Shipping is a vast and complex global industry where ship owners are often subject to different law depending where they have registered their ships, which is often not the country they are sailing out of. There has been a practice of ‘flagging out’ to countries who have lower standards for workers’ rights.
Plimsoll display in the Life on Board gallery
Changes in legislation
In 2006 the Maritime Labour Convention set minimum standards for working hours, accommodation, recreation, food and medical care (inc. mental health). It lowered the maximum weekly working hours for seafarers from the previous recommendation of 98 to 72, likely still more than most of us have ever had to do in a week in our jobs. It also required authorities to address the ‘physical and mental effects of fatigue’. This came into effect in 2013 and as of 2016 80 countries had signed up (between them representing 87% of world shipping), and even those still not signed up to it have to comply with it when in port in those countries that have. However, certification that they are meeting these standards is left up to the country of registration. As mentioned previously, some countries are less stringent in these areas than others and ships with the right documentation are unlikely to be checked unless there is something obviously wrong.
The legislation is a good step, even taking into account the ways in which some might seek to circumvent it. It is not only the law though that can help to provide the ‘restraint’ Plimsoll felt some ship owners needed. Plimsoll himself had to win over popular support in order to succeed in his campaigning.
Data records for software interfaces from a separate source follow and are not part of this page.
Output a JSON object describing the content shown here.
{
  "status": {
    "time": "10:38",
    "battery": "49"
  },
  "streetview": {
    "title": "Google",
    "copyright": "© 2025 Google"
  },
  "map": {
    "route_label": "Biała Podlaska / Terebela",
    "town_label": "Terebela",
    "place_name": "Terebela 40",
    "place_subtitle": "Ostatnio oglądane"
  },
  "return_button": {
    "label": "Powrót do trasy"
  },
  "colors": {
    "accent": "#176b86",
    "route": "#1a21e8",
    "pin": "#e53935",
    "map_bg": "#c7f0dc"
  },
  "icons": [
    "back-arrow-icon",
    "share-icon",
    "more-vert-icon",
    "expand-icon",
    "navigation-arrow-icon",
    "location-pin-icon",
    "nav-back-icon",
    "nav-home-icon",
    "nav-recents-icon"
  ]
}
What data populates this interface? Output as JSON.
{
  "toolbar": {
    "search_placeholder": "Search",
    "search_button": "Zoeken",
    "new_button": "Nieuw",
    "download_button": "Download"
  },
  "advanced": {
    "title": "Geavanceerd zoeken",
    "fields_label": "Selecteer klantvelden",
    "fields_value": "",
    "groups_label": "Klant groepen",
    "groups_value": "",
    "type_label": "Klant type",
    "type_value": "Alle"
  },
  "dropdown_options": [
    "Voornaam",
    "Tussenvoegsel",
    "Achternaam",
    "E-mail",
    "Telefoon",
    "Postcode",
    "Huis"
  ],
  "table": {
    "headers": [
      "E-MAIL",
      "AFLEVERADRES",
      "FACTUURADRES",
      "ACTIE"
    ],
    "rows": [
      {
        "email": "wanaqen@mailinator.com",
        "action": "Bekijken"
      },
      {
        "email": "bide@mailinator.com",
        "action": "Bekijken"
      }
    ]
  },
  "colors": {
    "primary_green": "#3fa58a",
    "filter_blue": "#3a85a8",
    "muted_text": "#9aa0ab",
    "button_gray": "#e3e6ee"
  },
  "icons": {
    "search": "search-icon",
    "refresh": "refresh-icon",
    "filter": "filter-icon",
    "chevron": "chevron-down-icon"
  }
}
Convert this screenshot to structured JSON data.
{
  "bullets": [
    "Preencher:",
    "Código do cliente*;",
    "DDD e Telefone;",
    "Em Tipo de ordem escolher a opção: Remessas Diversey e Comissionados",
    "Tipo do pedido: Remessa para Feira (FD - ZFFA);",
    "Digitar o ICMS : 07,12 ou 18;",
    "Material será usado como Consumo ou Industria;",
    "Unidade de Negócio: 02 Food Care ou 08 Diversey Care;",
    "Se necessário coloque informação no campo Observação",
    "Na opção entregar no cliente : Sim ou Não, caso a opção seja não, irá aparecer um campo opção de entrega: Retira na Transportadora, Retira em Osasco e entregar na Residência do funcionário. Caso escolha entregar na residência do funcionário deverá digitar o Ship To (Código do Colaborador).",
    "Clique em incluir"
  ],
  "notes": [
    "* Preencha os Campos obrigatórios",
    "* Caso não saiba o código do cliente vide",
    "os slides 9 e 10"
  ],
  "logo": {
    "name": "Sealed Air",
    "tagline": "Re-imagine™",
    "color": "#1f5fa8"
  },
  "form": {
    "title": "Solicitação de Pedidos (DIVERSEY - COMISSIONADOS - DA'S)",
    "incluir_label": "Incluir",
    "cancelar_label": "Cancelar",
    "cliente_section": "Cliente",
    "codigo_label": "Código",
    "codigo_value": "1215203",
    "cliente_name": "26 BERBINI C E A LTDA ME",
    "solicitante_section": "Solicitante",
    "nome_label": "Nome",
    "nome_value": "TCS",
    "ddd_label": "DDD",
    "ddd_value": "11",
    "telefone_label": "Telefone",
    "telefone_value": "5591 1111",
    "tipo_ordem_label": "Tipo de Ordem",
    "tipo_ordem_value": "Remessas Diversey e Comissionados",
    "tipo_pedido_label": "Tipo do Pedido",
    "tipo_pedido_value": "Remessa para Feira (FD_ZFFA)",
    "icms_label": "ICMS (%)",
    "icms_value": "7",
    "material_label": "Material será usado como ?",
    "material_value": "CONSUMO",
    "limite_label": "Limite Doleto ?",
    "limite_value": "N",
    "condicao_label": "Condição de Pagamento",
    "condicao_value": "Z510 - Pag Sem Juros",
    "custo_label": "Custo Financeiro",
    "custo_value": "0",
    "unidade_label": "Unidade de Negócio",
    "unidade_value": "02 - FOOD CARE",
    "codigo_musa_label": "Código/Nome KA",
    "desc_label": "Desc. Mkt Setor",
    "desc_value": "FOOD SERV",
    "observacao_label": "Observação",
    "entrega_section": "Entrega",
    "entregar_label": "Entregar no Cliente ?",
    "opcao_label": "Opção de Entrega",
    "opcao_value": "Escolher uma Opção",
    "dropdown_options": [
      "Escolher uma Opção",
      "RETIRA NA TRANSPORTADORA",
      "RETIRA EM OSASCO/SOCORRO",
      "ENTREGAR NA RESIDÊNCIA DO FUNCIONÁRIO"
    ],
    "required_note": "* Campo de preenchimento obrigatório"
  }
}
Many of the improvements in seafaring in both the 19th and 20th centuries were fought for by bringing them to the attention of not just the politicians but the general public.
However, as ports got bigger towards the end of 20th century they moved away from populated urban areas and, after centuries of being right at the heart of so many communities, they became distant and unseen. Somehow, not just the ports themselves but an entire global industry slipped out of sight, and largely out of the press.
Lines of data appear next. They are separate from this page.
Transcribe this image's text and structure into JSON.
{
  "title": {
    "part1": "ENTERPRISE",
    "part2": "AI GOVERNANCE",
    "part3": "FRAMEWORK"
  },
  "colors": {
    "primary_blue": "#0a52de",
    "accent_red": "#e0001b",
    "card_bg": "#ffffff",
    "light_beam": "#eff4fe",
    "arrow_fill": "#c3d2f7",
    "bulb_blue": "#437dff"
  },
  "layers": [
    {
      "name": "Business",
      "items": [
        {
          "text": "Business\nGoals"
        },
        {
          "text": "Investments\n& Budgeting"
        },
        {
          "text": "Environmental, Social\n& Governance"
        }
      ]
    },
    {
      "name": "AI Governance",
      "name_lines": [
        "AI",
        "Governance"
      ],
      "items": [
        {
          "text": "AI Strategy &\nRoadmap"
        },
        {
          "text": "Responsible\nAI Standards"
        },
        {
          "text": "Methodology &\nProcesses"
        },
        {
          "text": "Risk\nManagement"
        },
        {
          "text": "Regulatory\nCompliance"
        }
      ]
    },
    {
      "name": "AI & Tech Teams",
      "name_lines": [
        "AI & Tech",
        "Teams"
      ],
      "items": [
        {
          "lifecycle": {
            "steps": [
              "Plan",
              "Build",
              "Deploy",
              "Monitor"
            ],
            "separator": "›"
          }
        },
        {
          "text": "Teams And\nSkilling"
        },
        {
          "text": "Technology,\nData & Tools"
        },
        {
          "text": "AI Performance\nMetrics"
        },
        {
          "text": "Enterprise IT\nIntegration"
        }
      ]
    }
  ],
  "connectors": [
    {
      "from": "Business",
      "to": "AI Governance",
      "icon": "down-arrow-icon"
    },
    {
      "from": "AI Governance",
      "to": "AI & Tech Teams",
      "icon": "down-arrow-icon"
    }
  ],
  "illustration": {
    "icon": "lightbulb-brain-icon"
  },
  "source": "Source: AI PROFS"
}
With the eye of public attention focussed elsewhere there will always be the unscrupulous who will take advantage of the lack of oversight to abuse their workers’ rights with devastating consequences for those workers’ mental and physical wellbeing. As a society we need to work to become more aware of this invisible industry and the challenges faced by those who work in it. Out of sight cannot equal out of mind. We need seafarers, and they need us.
One captain's experience
"The mentality is just toughen up, get through it but when you're dealing with a mental health issue that's not an option."
Captain Dan Thompson, pictured above, suffered from depression as a result of the challenges of life at sea. Happily he overcame his illness and has since worked with international maritime welfare charity Sailors' Society to raise awareness of the issue and help support other seafarers.
Sadly, six per cent of deaths at sea are reported suicides - six times the UK national average - and more than 1 in 4 seafarers indicate signs of depression (Sailors' Society and Yale University, 2017). Sailors' Society works to empower seafarers to manage their mental health and wellbeing through its pioneering Wellness at Sea programme. It also provides counselling and support for seafarers and their families.
Dan continues to enjoy a fulfilling career at sea.
Information and support
You can find out more about these issues, and about Plimsoll’s campaigning, in the Life on Board gallery at the Maritime Museum. If you or a loved one are struggling with your mental health you can find help and support on these websites:
Seafarers can find help aimed particularly at them at:
SeafarerHelp run a free, confidential, multilingual helpline for seafarers and their families, offering support with whatever issues they may be facing.